Website and app data records:
────────────────────

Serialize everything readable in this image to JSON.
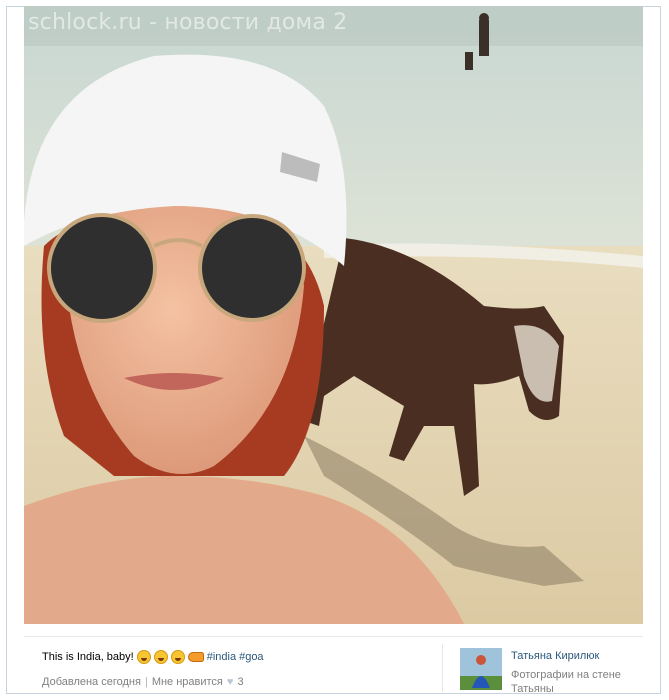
{
  "watermark": "schlock.ru - новости дома 2",
  "post": {
    "caption_text": "This is India, baby!",
    "emoji": [
      "laughing-tears-emoji",
      "laughing-tears-emoji",
      "laughing-tears-emoji",
      "tiger-emoji"
    ],
    "hashtags": [
      "#india",
      "#goa"
    ],
    "added_label": "Добавлена сегодня",
    "separator": "|",
    "like_label": "Мне нравится",
    "like_count": "3"
  },
  "author": {
    "name": "Татьяна Кирилюк",
    "subtitle": "Фотографии на стене Татьяны"
  },
  "colors": {
    "link": "#2b587a",
    "muted": "#808080",
    "border": "#c7d3df"
  }
}
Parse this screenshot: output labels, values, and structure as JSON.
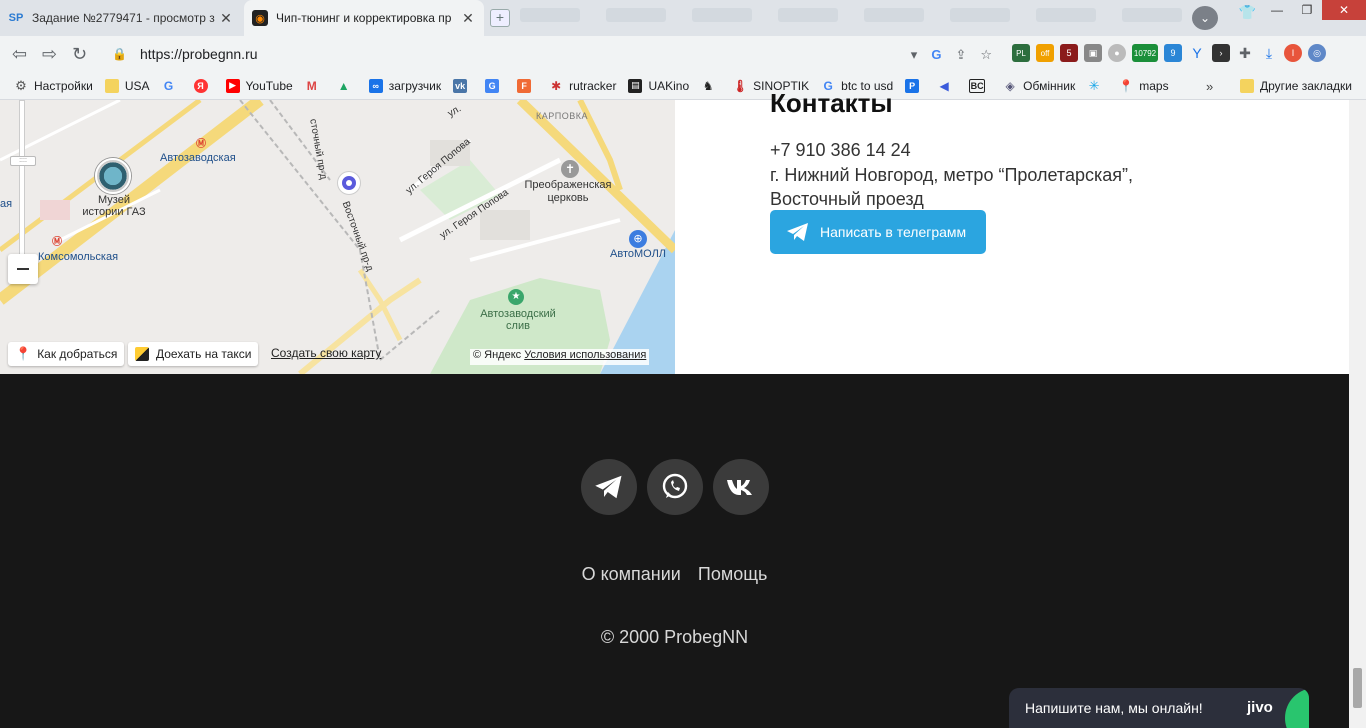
{
  "browser": {
    "tabs": [
      {
        "title": "Задание №2779471 - просмотр з",
        "favicon": "SP",
        "active": false
      },
      {
        "title": "Чип-тюнинг и корректировка пр",
        "favicon": "flame-icon",
        "active": true
      }
    ],
    "url": "https://probegnn.ru",
    "bookmarks": [
      {
        "label": "Настройки",
        "icon": "gear-icon"
      },
      {
        "label": "USA",
        "icon": "folder-icon"
      },
      {
        "label": "",
        "icon": "google-icon"
      },
      {
        "label": "",
        "icon": "yandex-icon"
      },
      {
        "label": "YouTube",
        "icon": "youtube-icon"
      },
      {
        "label": "",
        "icon": "gmail-icon"
      },
      {
        "label": "",
        "icon": "drive-icon"
      },
      {
        "label": "загрузчик",
        "icon": "infinity-icon"
      },
      {
        "label": "",
        "icon": "vk-icon"
      },
      {
        "label": "",
        "icon": "translate-icon"
      },
      {
        "label": "",
        "icon": "f-icon"
      },
      {
        "label": "rutracker",
        "icon": "rutracker-icon"
      },
      {
        "label": "UAKino",
        "icon": "uakino-icon"
      },
      {
        "label": "",
        "icon": "chess-icon"
      },
      {
        "label": "SINOPTIK",
        "icon": "thermometer-icon"
      },
      {
        "label": "btc to usd",
        "icon": "google-icon"
      },
      {
        "label": "",
        "icon": "p-icon"
      },
      {
        "label": "",
        "icon": "arrow-icon"
      },
      {
        "label": "",
        "icon": "bc-icon"
      },
      {
        "label": "Обмінник",
        "icon": "layers-icon"
      },
      {
        "label": "",
        "icon": "star-icon"
      },
      {
        "label": "maps",
        "icon": "maps-pin-icon"
      }
    ],
    "bookmarks_more": "»",
    "other_bookmarks": "Другие закладки",
    "ext_badges": {
      "pl": "PL",
      "off": "off",
      "five": "5",
      "count": "10792",
      "nine": "9"
    }
  },
  "map": {
    "labels": {
      "metro_avtozavodskaya": "Автозаводская",
      "museum": "Музей истории ГАЗ",
      "metro_komsomolskaya": "Комсомольская",
      "street_vostochny": "Восточный пр-д",
      "street_vostochny_top": "сточный пр-д",
      "street_geroya_1": "ул. Героя Попова",
      "street_geroya_2": "ул. Героя Попова",
      "karpovka": "КАРПОВКА",
      "church": "Преображенская церковь",
      "mall": "АвтоМОЛЛ",
      "park": "Автозаводский слив",
      "edge_left": "ая",
      "street_ul": "ул."
    },
    "route_button": "Как добраться",
    "taxi_button": "Доехать на такси",
    "create_map_link": "Создать свою карту",
    "copyright_prefix": "© Яндекс",
    "terms_link": "Условия использования"
  },
  "contacts": {
    "title": "Контакты",
    "phone": "+7 910 386 14 24",
    "address_line1": "г. Нижний Новгород, метро “Пролетарская”,",
    "address_line2": "Восточный проезд",
    "telegram_button": "Написать в телеграмм"
  },
  "footer": {
    "links": [
      "О компании",
      "Помощь"
    ],
    "copyright": "© 2000 ProbegNN"
  },
  "chat": {
    "text": "Напишите нам, мы онлайн!",
    "brand": "jivo"
  },
  "colors": {
    "telegram_blue": "#2ba5e0",
    "footer_bg": "#171717",
    "chat_bg": "#2c2f3b",
    "chat_green": "#29c56e"
  }
}
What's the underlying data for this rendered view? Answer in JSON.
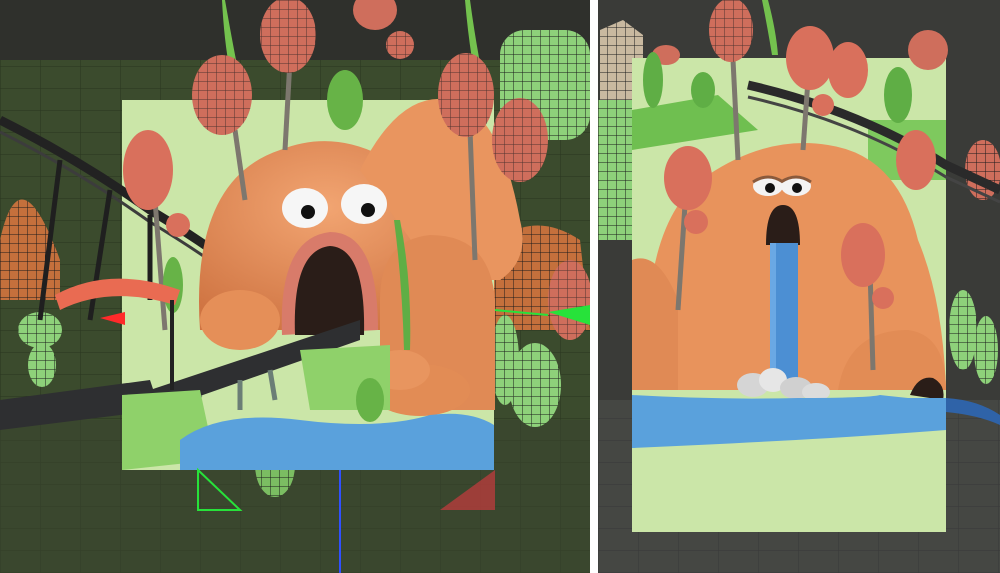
{
  "views": [
    {
      "id": "viewport-left",
      "description_free": true
    },
    {
      "id": "viewport-right",
      "description_free": true
    }
  ],
  "colors": {
    "viewport_floor": "#3a4a2c",
    "viewport_sky": "#2e2f2c",
    "render_background": "#cbe6a8",
    "hill_orange": "#e8935c",
    "hill_shadow": "#c96f3e",
    "tree_red": "#d9705c",
    "water_blue": "#5aa1dc",
    "grass_green": "#6fbf50",
    "road_dark": "#2f3032",
    "wire_green": "#97d986",
    "gizmo_red": "#ff2a2a",
    "gizmo_green": "#27e23a",
    "gizmo_blue": "#3050ff"
  }
}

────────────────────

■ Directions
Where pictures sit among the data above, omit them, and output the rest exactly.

■ Written reply
Serialize everything readable in this image to JSON.
{
  "watermark": "schlock.ru - новости дома 2",
  "post": {
    "caption_text": "This is India, baby!",
    "emoji": [
      "laughing-tears-emoji",
      "laughing-tears-emoji",
      "laughing-tears-emoji",
      "tiger-emoji"
    ],
    "hashtags": [
      "#india",
      "#goa"
    ],
    "added_label": "Добавлена сегодня",
    "separator": "|",
    "like_label": "Мне нравится",
    "like_count": "3"
  },
  "author": {
    "name": "Татьяна Кирилюк",
    "subtitle": "Фотографии на стене Татьяны"
  },
  "colors": {
    "link": "#2b587a",
    "muted": "#808080",
    "border": "#c7d3df"
  }
}
Parse this screenshot: output labels, values, and structure as JSON.
{
  "browser": {
    "tabs": [
      {
        "title": "Задание №2779471 - просмотр з",
        "favicon": "SP",
        "active": false
      },
      {
        "title": "Чип-тюнинг и корректировка пр",
        "favicon": "flame-icon",
        "active": true
      }
    ],
    "url": "https://probegnn.ru",
    "bookmarks": [
      {
        "label": "Настройки",
        "icon": "gear-icon"
      },
      {
        "label": "USA",
        "icon": "folder-icon"
      },
      {
        "label": "",
        "icon": "google-icon"
      },
      {
        "label": "",
        "icon": "yandex-icon"
      },
      {
        "label": "YouTube",
        "icon": "youtube-icon"
      },
      {
        "label": "",
        "icon": "gmail-icon"
      },
      {
        "label": "",
        "icon": "drive-icon"
      },
      {
        "label": "загрузчик",
        "icon": "infinity-icon"
      },
      {
        "label": "",
        "icon": "vk-icon"
      },
      {
        "label": "",
        "icon": "translate-icon"
      },
      {
        "label": "",
        "icon": "f-icon"
      },
      {
        "label": "rutracker",
        "icon": "rutracker-icon"
      },
      {
        "label": "UAKino",
        "icon": "uakino-icon"
      },
      {
        "label": "",
        "icon": "chess-icon"
      },
      {
        "label": "SINOPTIK",
        "icon": "thermometer-icon"
      },
      {
        "label": "btc to usd",
        "icon": "google-icon"
      },
      {
        "label": "",
        "icon": "p-icon"
      },
      {
        "label": "",
        "icon": "arrow-icon"
      },
      {
        "label": "",
        "icon": "bc-icon"
      },
      {
        "label": "Обмінник",
        "icon": "layers-icon"
      },
      {
        "label": "",
        "icon": "star-icon"
      },
      {
        "label": "maps",
        "icon": "maps-pin-icon"
      }
    ],
    "bookmarks_more": "»",
    "other_bookmarks": "Другие закладки",
    "ext_badges": {
      "pl": "PL",
      "off": "off",
      "five": "5",
      "count": "10792",
      "nine": "9"
    }
  },
  "map": {
    "labels": {
      "metro_avtozavodskaya": "Автозаводская",
      "museum": "Музей истории ГАЗ",
      "metro_komsomolskaya": "Комсомольская",
      "street_vostochny": "Восточный пр-д",
      "street_vostochny_top": "сточный пр-д",
      "street_geroya_1": "ул. Героя Попова",
      "street_geroya_2": "ул. Героя Попова",
      "karpovka": "КАРПОВКА",
      "church": "Преображенская церковь",
      "mall": "АвтоМОЛЛ",
      "park": "Автозаводский слив",
      "edge_left": "ая",
      "street_ul": "ул."
    },
    "route_button": "Как добраться",
    "taxi_button": "Доехать на такси",
    "create_map_link": "Создать свою карту",
    "copyright_prefix": "© Яндекс",
    "terms_link": "Условия использования"
  },
  "contacts": {
    "title": "Контакты",
    "phone": "+7 910 386 14 24",
    "address_line1": "г. Нижний Новгород, метро “Пролетарская”,",
    "address_line2": "Восточный проезд",
    "telegram_button": "Написать в телеграмм"
  },
  "footer": {
    "links": [
      "О компании",
      "Помощь"
    ],
    "copyright": "© 2000 ProbegNN"
  },
  "chat": {
    "text": "Напишите нам, мы онлайн!",
    "brand": "jivo"
  },
  "colors": {
    "telegram_blue": "#2ba5e0",
    "footer_bg": "#171717",
    "chat_bg": "#2c2f3b",
    "chat_green": "#29c56e"
  }
}
What's the underlying data for this rendered view? Answer in JSON.
{
  "views": [
    {
      "id": "viewport-left",
      "description_free": true
    },
    {
      "id": "viewport-right",
      "description_free": true
    }
  ],
  "colors": {
    "viewport_floor": "#3a4a2c",
    "viewport_sky": "#2e2f2c",
    "render_background": "#cbe6a8",
    "hill_orange": "#e8935c",
    "hill_shadow": "#c96f3e",
    "tree_red": "#d9705c",
    "water_blue": "#5aa1dc",
    "grass_green": "#6fbf50",
    "road_dark": "#2f3032",
    "wire_green": "#97d986",
    "gizmo_red": "#ff2a2a",
    "gizmo_green": "#27e23a",
    "gizmo_blue": "#3050ff"
  }
}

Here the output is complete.